> "experimental evidentiary assertions".   Note too that though the 
> example on this Wiki page draws from an existing publication (very 
> much a kin to the publication evidence used by GO annotators and 
> other informatics projects such as NeuronDB at Yale), the approach is 
> intended for use directly in annotating data repositories as well.
> I would also note there is currently an ongoing discussion on the obo-
> phenotype list of this very topic - i.e., how to reference a UniProt 
> record in a biomedical ontological framework - a thread Alan, and OBO 
> investigators have all been contributing to (see the "Phenote for 
> expression" thread at http://sourceforge.net/mailarchive/forum.php?
> forum_name=obo-phenotype).
> I agree with Matt W. and Adrian's suggestion we must consider the 
> extensive and long standing body of work related to "evidence-based 
> science".  As Vipul and Daniel have both remarked, we must seek to 
> use such approaches in a manner that can accommodate the way evidence 
> is established in thin clinic.  However, whether your requirement is 
> to include/exclude classified individuals, or doubt/question 
> interpretations of rules for deriving "evidence" from experimental or 
> clinical observation, it still will be necessary to provide a shared 
> (hopefully formal) definition of the relevant entities - e.g., in the 
> context of Karen's query such entities (considered in a BFO context) 
> as "Smoking Behavior", "Assessment for Smoking Behavior" - which may 
> include nominalized and qualified, numeric restrictions in the OWL 
> sense (which certainly can be used to represent the required 
> classification requirements).  To then give a "name" to such sub-
> types - as is done in when applying a diagnostic label to a specific 
> EKG waveform or blood sample data point ("high sodium"), can 
> certainly be done in OWL.
> In regards to information entities, as Waclaw pointed out, there is 
> an ongoing collaboration between the BFO developers and BFO users/
> developers such as those working on the OBI ontology to provide a 
> means to characterize such entities in a BFO context.  As has been 
> mentioned, this is still a work-in-progress, and one in which we - 
> the HCLS IG - can actively participate.
> Finally, to extend Daniel's radiological evidentiary statement 
> example, in the biomedical imaging domain (both in the clinic and in 
> research domain), often we are relying on algorithmic means to first 
> identify biologically-relevant objects in the digital images.  These 
> algorithms also bring with them many caveats and assumptions, which 
> also need to be addressed when expressing this "evidence" in a formal 
> context.  This latter issue is one we are seeking to address in the 
> BIRN project using BFO, OBO-RO, and OBI to establish as best we can a 
> formal means of expressing the experimental observations (both "raw" 

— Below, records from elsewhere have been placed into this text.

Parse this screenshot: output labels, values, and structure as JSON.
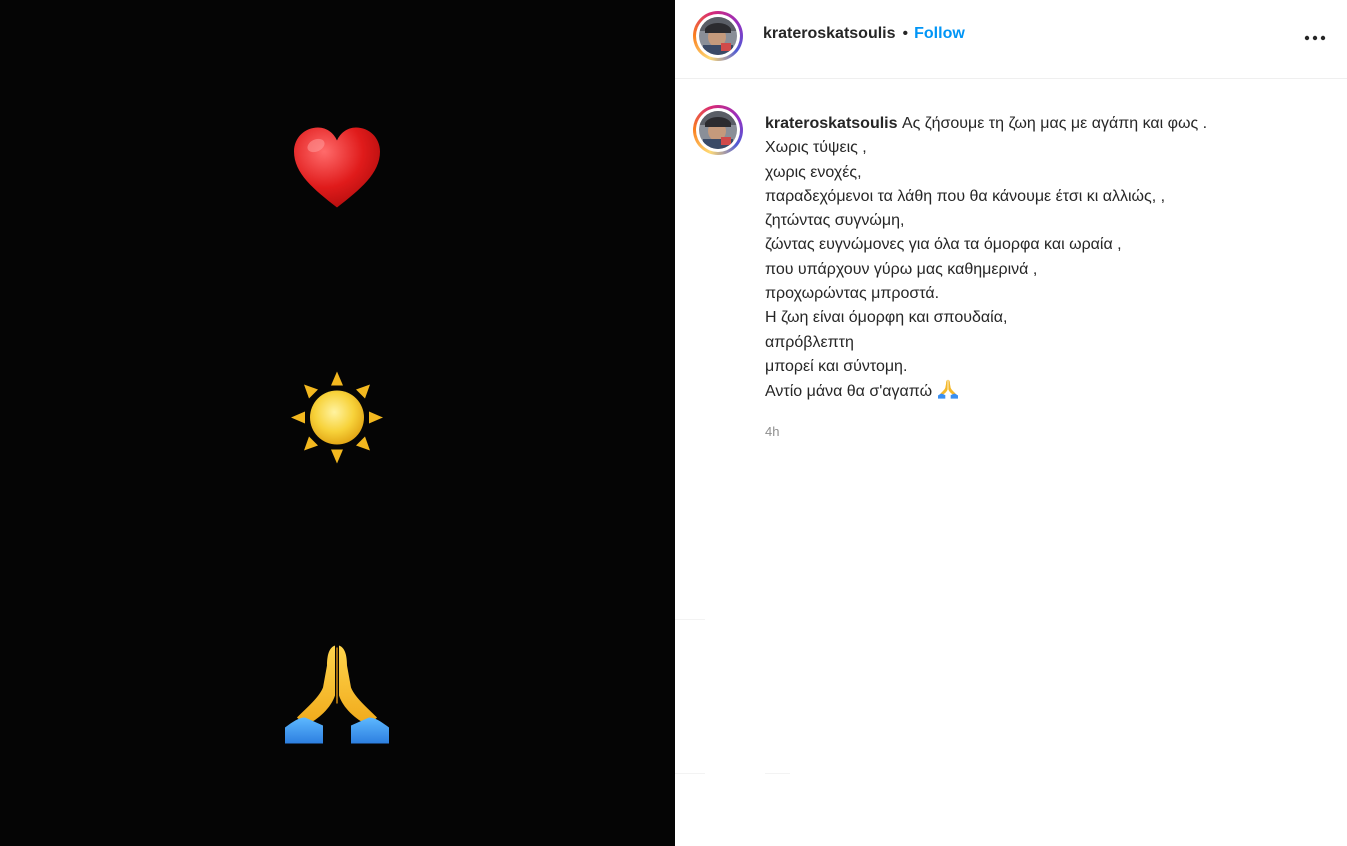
{
  "post": {
    "media": {
      "emojis": [
        {
          "name": "heart-emoji",
          "glyph": "❤️"
        },
        {
          "name": "sun-emoji",
          "glyph": "☀️"
        },
        {
          "name": "praying-hands-emoji",
          "glyph": "🙏"
        }
      ],
      "background": "#050505"
    },
    "header": {
      "username": "krateroskatsoulis",
      "separator": "•",
      "follow_label": "Follow"
    },
    "caption": {
      "username": "krateroskatsoulis",
      "lines": [
        "Ας ζήσουμε τη ζωη μας με αγάπη και φως .",
        "Χωρις τύψεις ,",
        "χωρις ενοχές,",
        "παραδεχόμενοι τα λάθη που θα κάνουμε έτσι κι αλλιώς, ,",
        "ζητώντας συγνώμη,",
        "ζώντας ευγνώμονες για όλα τα όμορφα και ωραία ,",
        "που υπάρχουν γύρω μας καθημερινά ,",
        "προχωρώντας μπροστά.",
        "Η ζωη είναι όμορφη και σπουδαία,",
        "απρόβλεπτη",
        "μπορεί και σύντομη.",
        "Αντίο μάνα θα σ'αγαπώ"
      ],
      "closing_emoji": "praying-hands",
      "timestamp": "4h"
    },
    "colors": {
      "link_blue": "#0095f6",
      "text": "#262626",
      "muted": "#8e8e8e"
    }
  }
}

> and "derived") upon which one can build more complex assertions.
> Cheers,
> Bill
> On Jun 12, 2007, at 3:53 PM, samwald@gmx.at wrote:
> >
> > Hi Waclaw,
> >
> >
> >> Matthias, if you look carefully at BFO, you'll see that roles are
> >> entities.  This means that evidences, as roles, are entities.
> >
> > Of course. I just wanted to differentiate that an experiment is not 
> > an instance of any class called 'evidence' (in other words, an 
> > experiment 'is not' evidence). Instead, it should be associated 
> > with an 'evidence-role'.
> >
> > cheers,
> > Matthias
> >
> > cheers,
> > Matthias Samwald
> >
> > ----------
> >
> > Yale Center for Medical Informatics, New Haven /
> > Section on Medical Expert and Knowledge-Based Systems, Vienna /
> > http://neuroscientific.net
> > --
> > Psssst! Schon vom neuen GMX MultiMessenger gehört?
> > Der kanns mit allen: http://www.gmx.net/de/go/multimessenger
> >
> Bill Bug
> Senior Research Analyst/Ontological Engineer
> Laboratory for Bioimaging  & Anatomical Informatics
> www.neuroterrain.org
> Department of Neurobiology & Anatomy
> Drexel University College of Medicine
> 2900 Queen Lane
> Philadelphia, PA    19129
> 215 991 8430 (ph)
> 610 457 0443 (mobile)
> 215 843 9367 (fax)
> Please Note: I now have a new email - William.Bug@DrexelMed.edu
Received on Wednesday, 13 June 2007 15:15:02 UTC

This archive was generated by hypermail 2.4.0 : Friday, 17 January 2020 17:20:27 UTC